Florida's Race to the Top application and the so-called side deals that districts and unions are entering into on their own—outside of the official application—are raising some eyebrows among education policy wonks. It's really unclear just how problematic these side deals might be to the spirit of the Race to the Top competition in Florida, but they sure do raise a lot of questions. Eduwonk, Sherman Dorn, State EdWatch, The Washington Post's Answer Sheet, and this blog have all explored the ramifications of these side deals.
Now, the U.S. Department of Education is weighing in late Friday on such deals. They would not talk about Florida, specifically, because of the ongoing competition, but my guess is some high-level conversations went on to discuss the matter. After all, the last thing the department wants is a bunch of copycat side deals across the country that threaten to complicate the second-round competition.
So, in general, department spokesman Justin Hamilton told me today, federal officials will be giving peer reviewers much more extensive training in reading, understanding, and scrutinizing any district MOUs that are submitted that are conditional on collective bargaining agreements. (Of course, this only helps if states are forthcoming, and if any side deals are actually included with the applications.) He said peer reviewers will only judge what's in a state's application, which is consistent with the rules and the first round.
Secondly, Hamilton repeated that any state that starts deviating from its submitted application, if it wins, will be in jeopardy of losing its award funding.
And lastly, he pointed out, Education Secretary Arne Duncan has the discretion to go against the peer reviewers recommendations and select the winners.
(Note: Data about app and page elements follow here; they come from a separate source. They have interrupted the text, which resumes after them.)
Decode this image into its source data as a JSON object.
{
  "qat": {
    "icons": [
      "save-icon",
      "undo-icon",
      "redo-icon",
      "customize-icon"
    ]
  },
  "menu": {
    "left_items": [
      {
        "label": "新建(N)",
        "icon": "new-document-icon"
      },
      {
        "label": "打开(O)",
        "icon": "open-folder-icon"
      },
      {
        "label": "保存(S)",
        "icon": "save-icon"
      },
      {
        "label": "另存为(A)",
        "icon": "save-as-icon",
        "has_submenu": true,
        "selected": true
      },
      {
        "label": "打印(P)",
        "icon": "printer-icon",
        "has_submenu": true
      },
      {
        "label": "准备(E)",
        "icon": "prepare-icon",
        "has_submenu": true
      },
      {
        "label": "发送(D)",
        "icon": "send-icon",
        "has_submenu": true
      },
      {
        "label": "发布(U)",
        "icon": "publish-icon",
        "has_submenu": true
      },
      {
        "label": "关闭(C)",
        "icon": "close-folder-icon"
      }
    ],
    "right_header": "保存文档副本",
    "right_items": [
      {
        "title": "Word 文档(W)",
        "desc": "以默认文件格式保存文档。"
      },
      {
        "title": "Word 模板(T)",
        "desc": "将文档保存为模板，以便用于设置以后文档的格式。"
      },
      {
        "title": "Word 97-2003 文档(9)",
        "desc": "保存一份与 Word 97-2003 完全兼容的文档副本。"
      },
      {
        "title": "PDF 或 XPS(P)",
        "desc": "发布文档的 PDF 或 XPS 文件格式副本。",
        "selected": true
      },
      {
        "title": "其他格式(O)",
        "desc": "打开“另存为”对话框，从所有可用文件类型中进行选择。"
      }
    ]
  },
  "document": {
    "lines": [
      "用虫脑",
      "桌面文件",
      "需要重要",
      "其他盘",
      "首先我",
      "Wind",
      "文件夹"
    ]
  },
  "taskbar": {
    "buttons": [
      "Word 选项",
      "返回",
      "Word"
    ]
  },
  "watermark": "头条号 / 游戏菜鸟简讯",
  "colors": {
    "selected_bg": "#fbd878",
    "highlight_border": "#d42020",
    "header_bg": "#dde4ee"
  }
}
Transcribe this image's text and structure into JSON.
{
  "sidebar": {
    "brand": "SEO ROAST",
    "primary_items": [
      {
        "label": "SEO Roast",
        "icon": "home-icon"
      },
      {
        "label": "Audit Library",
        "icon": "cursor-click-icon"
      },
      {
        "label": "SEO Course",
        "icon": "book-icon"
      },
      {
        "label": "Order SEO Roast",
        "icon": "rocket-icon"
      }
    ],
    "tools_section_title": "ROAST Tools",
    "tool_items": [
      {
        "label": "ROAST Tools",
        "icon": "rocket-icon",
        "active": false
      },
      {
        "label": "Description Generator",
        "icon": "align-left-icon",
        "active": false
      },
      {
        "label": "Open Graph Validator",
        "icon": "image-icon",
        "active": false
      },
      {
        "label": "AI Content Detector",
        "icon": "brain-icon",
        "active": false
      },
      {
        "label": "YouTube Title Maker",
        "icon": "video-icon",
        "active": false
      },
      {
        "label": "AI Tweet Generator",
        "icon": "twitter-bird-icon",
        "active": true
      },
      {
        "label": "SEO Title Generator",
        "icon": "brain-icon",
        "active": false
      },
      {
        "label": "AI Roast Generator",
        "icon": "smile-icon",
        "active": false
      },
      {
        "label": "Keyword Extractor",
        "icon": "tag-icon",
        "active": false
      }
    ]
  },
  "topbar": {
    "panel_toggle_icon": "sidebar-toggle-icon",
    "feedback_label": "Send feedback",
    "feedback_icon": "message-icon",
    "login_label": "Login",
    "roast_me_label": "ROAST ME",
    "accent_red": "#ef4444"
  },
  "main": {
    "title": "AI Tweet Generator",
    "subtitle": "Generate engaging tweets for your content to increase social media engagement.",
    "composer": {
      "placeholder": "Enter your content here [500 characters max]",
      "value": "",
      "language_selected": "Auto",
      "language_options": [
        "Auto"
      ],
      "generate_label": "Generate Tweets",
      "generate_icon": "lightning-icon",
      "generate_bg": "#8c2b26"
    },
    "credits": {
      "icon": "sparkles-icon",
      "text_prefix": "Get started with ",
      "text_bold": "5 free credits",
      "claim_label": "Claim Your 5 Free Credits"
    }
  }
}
Not that that's likely to happen, but Hamilton said that's another backstop in the process.